◆ About this task: Each record that follows is to be reproduced character for character, pictures excepted.

▽

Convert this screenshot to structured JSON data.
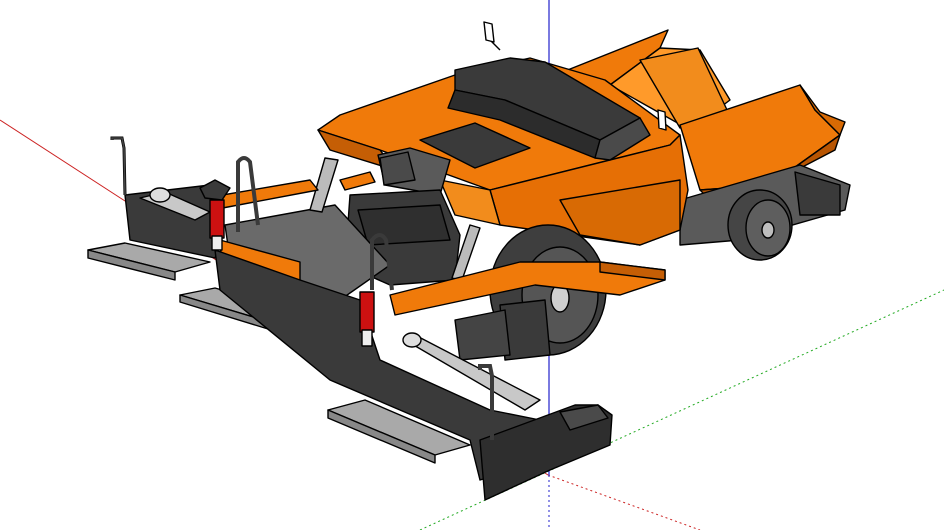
{
  "app": {
    "type": "3d-modeling-viewport",
    "view": "perspective"
  },
  "colors": {
    "background": "#ffffff",
    "body_orange": "#f07a0a",
    "body_orange_dark": "#c55e05",
    "body_orange_light": "#ff9a2a",
    "dark_gray": "#3a3a3a",
    "mid_gray": "#5a5a5a",
    "light_gray": "#b4b4b4",
    "screed_plate": "#a9a9a9",
    "axis_red": "#cc2222",
    "axis_green": "#22aa22",
    "axis_blue": "#2222cc",
    "reflector_red": "#cc1111"
  },
  "axes": {
    "red": {
      "name": "red-axis",
      "dashed": false
    },
    "green": {
      "name": "green-axis",
      "dashed": true
    },
    "blue": {
      "name": "blue-axis",
      "dashed": false
    }
  },
  "model": {
    "subject": "asphalt-paver",
    "parts": [
      "hopper",
      "engine-hood",
      "operator-platform",
      "screed",
      "rear-wheels",
      "auger-rods",
      "tail-lights",
      "handrails"
    ]
  }
}
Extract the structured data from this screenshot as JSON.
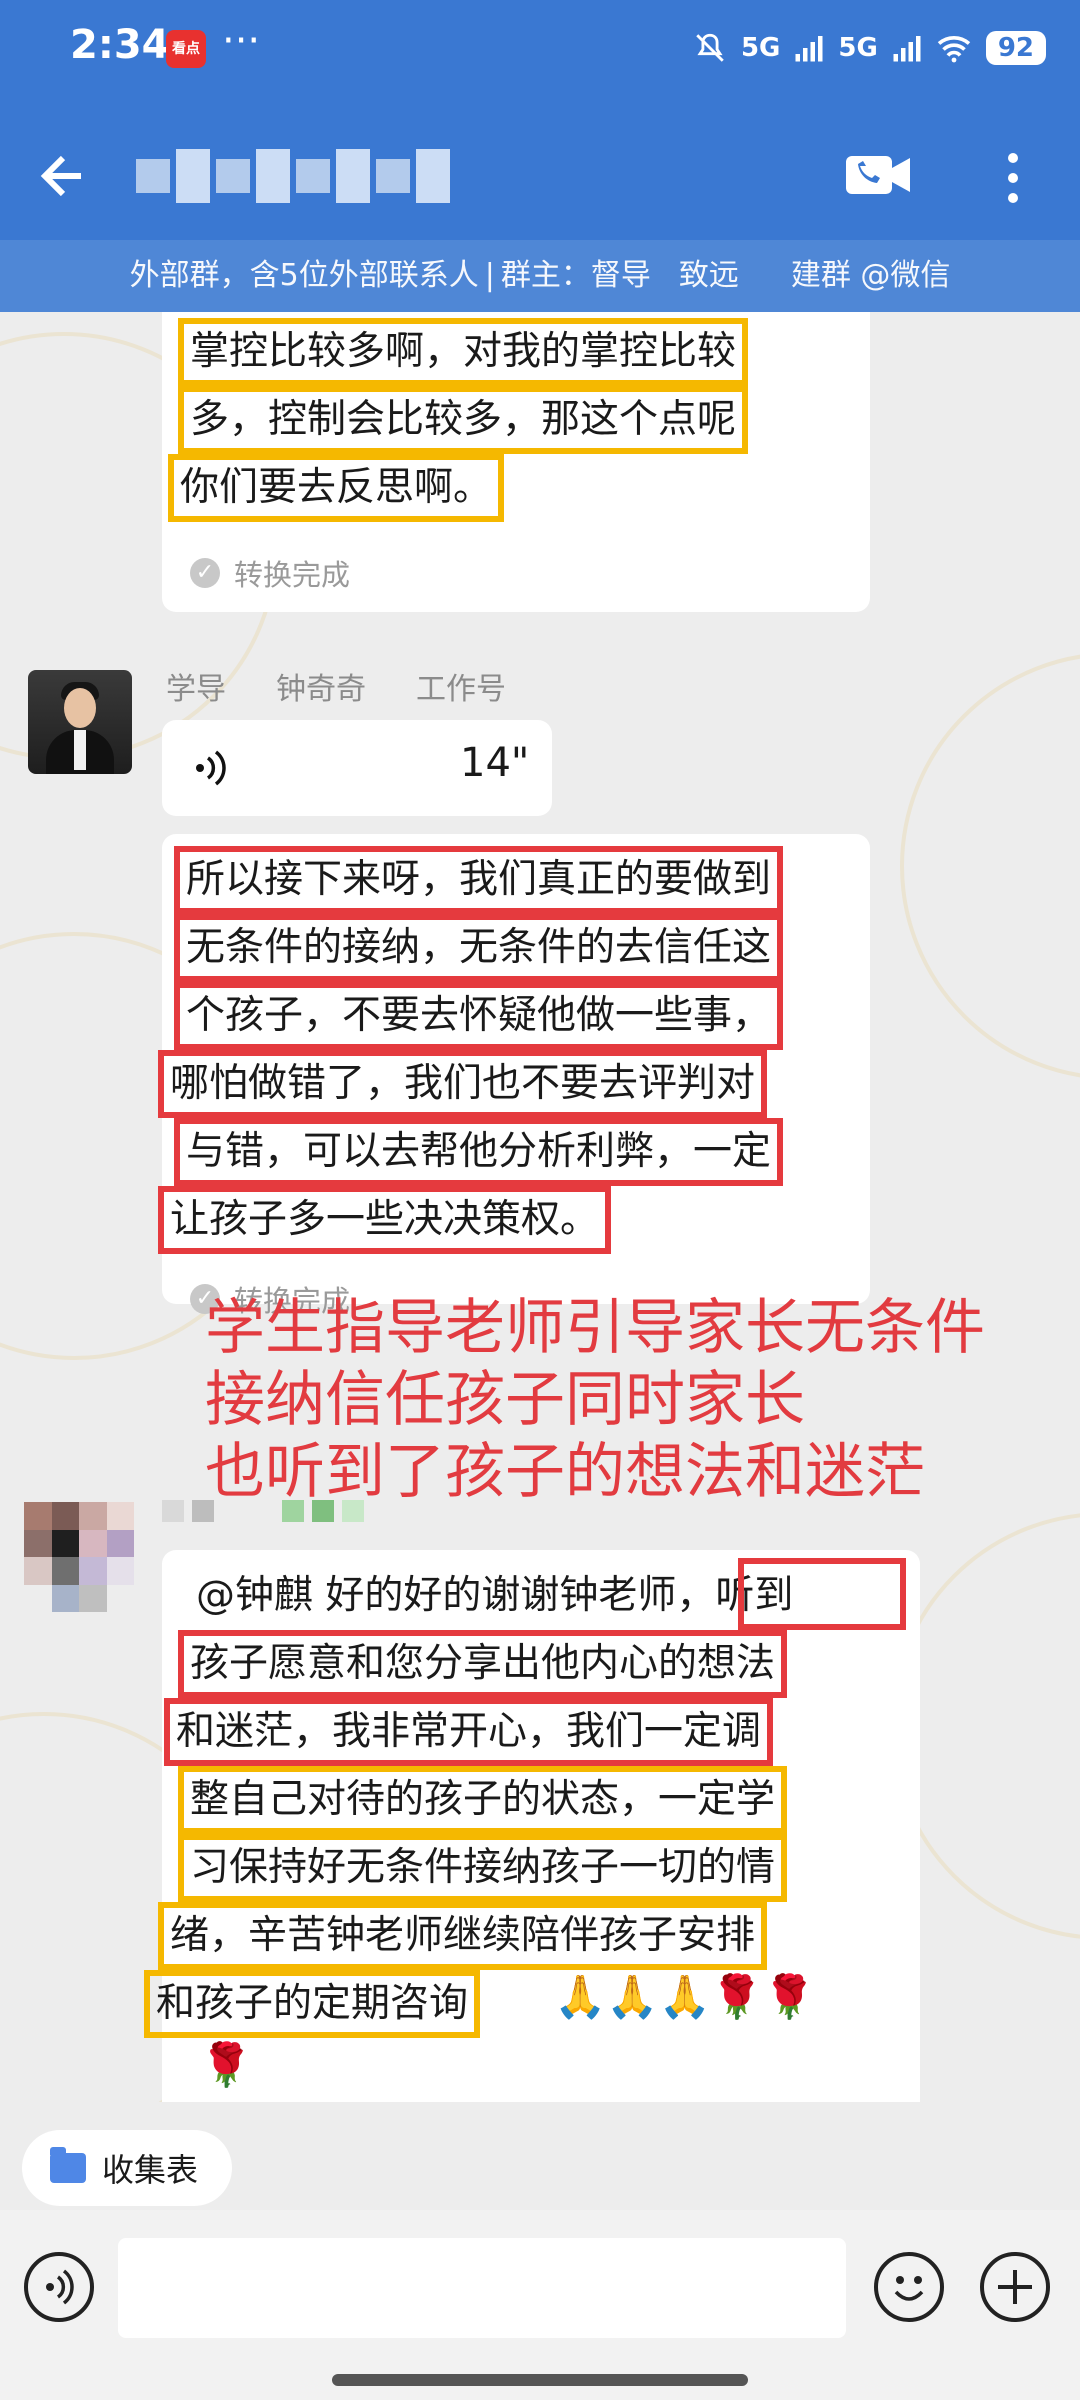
{
  "status_bar": {
    "time": "2:34",
    "app_badge": "看点",
    "dots": "···",
    "signal_1": "5G",
    "signal_2": "5G",
    "battery": "92"
  },
  "app_bar": {
    "group_info": [
      "外部群，含5位外部联系人",
      "|",
      "群主：督导",
      "致远",
      "建群 @微信"
    ]
  },
  "messages": {
    "first": {
      "lines": [
        "掌控比较多啊，对我的掌控比较",
        "多，控制会比较多，那这个点呢",
        "你们要去反思啊。"
      ],
      "converted": "转换完成"
    },
    "teacher": {
      "sender": [
        "学导",
        "钟奇奇",
        "工作号"
      ],
      "voice_duration": "14\"",
      "lines": [
        "所以接下来呀，我们真正的要做到",
        "无条件的接纳，无条件的去信任这",
        "个孩子，不要去怀疑他做一些事，",
        "哪怕做错了，我们也不要去评判对",
        "与错，可以去帮他分析利弊，一定",
        "让孩子多一些决决策权。"
      ],
      "converted": "转换完成"
    },
    "annotation": [
      "学生指导老师引导家长无条件",
      "接纳信任孩子同时家长",
      "也听到了孩子的想法和迷茫"
    ],
    "parent": {
      "lines": [
        "@钟麒 好的好的谢谢钟老师，听到",
        "孩子愿意和您分享出他内心的想法",
        "和迷茫，我非常开心，我们一定调",
        "整自己对待的孩子的状态，一定学",
        "习保持好无条件接纳孩子一切的情",
        "绪，辛苦钟老师继续陪伴孩子安排",
        "和孩子的定期咨询"
      ],
      "emojis": "🙏🙏🙏🌹🌹",
      "emoji_tail": "🌹"
    }
  },
  "bottom": {
    "form_chip_label": "收集表"
  }
}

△

◆ Response to the exercise:
Convert this screenshot to structured JSON data.
{
  "app": {
    "type": "3d-modeling-viewport",
    "view": "perspective"
  },
  "colors": {
    "background": "#ffffff",
    "body_orange": "#f07a0a",
    "body_orange_dark": "#c55e05",
    "body_orange_light": "#ff9a2a",
    "dark_gray": "#3a3a3a",
    "mid_gray": "#5a5a5a",
    "light_gray": "#b4b4b4",
    "screed_plate": "#a9a9a9",
    "axis_red": "#cc2222",
    "axis_green": "#22aa22",
    "axis_blue": "#2222cc",
    "reflector_red": "#cc1111"
  },
  "axes": {
    "red": {
      "name": "red-axis",
      "dashed": false
    },
    "green": {
      "name": "green-axis",
      "dashed": true
    },
    "blue": {
      "name": "blue-axis",
      "dashed": false
    }
  },
  "model": {
    "subject": "asphalt-paver",
    "parts": [
      "hopper",
      "engine-hood",
      "operator-platform",
      "screed",
      "rear-wheels",
      "auger-rods",
      "tail-lights",
      "handrails"
    ]
  }
}
Extract the structured data from this screenshot as JSON.
{
  "status_bar": {
    "time": "2:34",
    "app_badge": "看点",
    "dots": "···",
    "signal_1": "5G",
    "signal_2": "5G",
    "battery": "92"
  },
  "app_bar": {
    "group_info": [
      "外部群，含5位外部联系人",
      "|",
      "群主：督导",
      "致远",
      "建群 @微信"
    ]
  },
  "messages": {
    "first": {
      "lines": [
        "掌控比较多啊，对我的掌控比较",
        "多，控制会比较多，那这个点呢",
        "你们要去反思啊。"
      ],
      "converted": "转换完成"
    },
    "teacher": {
      "sender": [
        "学导",
        "钟奇奇",
        "工作号"
      ],
      "voice_duration": "14\"",
      "lines": [
        "所以接下来呀，我们真正的要做到",
        "无条件的接纳，无条件的去信任这",
        "个孩子，不要去怀疑他做一些事，",
        "哪怕做错了，我们也不要去评判对",
        "与错，可以去帮他分析利弊，一定",
        "让孩子多一些决决策权。"
      ],
      "converted": "转换完成"
    },
    "annotation": [
      "学生指导老师引导家长无条件",
      "接纳信任孩子同时家长",
      "也听到了孩子的想法和迷茫"
    ],
    "parent": {
      "lines": [
        "@钟麒 好的好的谢谢钟老师，听到",
        "孩子愿意和您分享出他内心的想法",
        "和迷茫，我非常开心，我们一定调",
        "整自己对待的孩子的状态，一定学",
        "习保持好无条件接纳孩子一切的情",
        "绪，辛苦钟老师继续陪伴孩子安排",
        "和孩子的定期咨询"
      ],
      "emojis": "🙏🙏🙏🌹🌹",
      "emoji_tail": "🌹"
    }
  },
  "bottom": {
    "form_chip_label": "收集表"
  }
}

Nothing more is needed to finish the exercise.